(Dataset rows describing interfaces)
——————

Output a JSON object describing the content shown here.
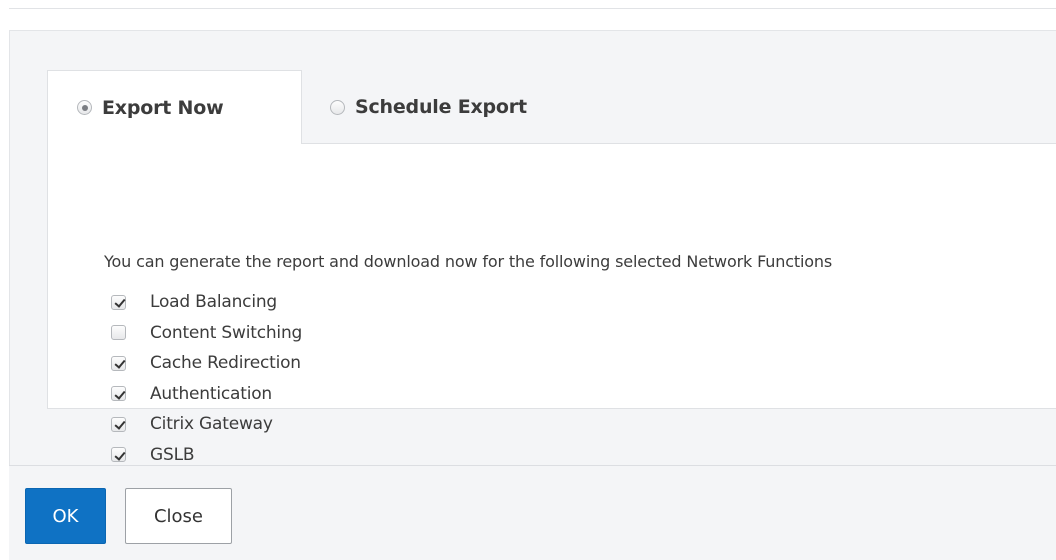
{
  "tabs": [
    {
      "label": "Export Now",
      "selected": true
    },
    {
      "label": "Schedule Export",
      "selected": false
    }
  ],
  "intro_text": "You can generate the report and download now for the following selected Network Functions",
  "functions": [
    {
      "label": "Load Balancing",
      "checked": true
    },
    {
      "label": "Content Switching",
      "checked": false
    },
    {
      "label": "Cache Redirection",
      "checked": true
    },
    {
      "label": "Authentication",
      "checked": true
    },
    {
      "label": "Citrix Gateway",
      "checked": true
    },
    {
      "label": "GSLB",
      "checked": true
    }
  ],
  "buttons": {
    "ok_label": "OK",
    "close_label": "Close"
  },
  "colors": {
    "primary": "#0f72c4",
    "panel_bg": "#f4f5f7",
    "border": "#dfe1e4",
    "text": "#3c3c3c"
  }
}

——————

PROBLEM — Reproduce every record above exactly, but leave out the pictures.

SOLUTION TO THIS EXERCISE —
Output a JSON object describing the content shown here.
{
  "tabs": [
    {
      "label": "Export Now",
      "selected": true
    },
    {
      "label": "Schedule Export",
      "selected": false
    }
  ],
  "intro_text": "You can generate the report and download now for the following selected Network Functions",
  "functions": [
    {
      "label": "Load Balancing",
      "checked": true
    },
    {
      "label": "Content Switching",
      "checked": false
    },
    {
      "label": "Cache Redirection",
      "checked": true
    },
    {
      "label": "Authentication",
      "checked": true
    },
    {
      "label": "Citrix Gateway",
      "checked": true
    },
    {
      "label": "GSLB",
      "checked": true
    }
  ],
  "buttons": {
    "ok_label": "OK",
    "close_label": "Close"
  },
  "colors": {
    "primary": "#0f72c4",
    "panel_bg": "#f4f5f7",
    "border": "#dfe1e4",
    "text": "#3c3c3c"
  }
}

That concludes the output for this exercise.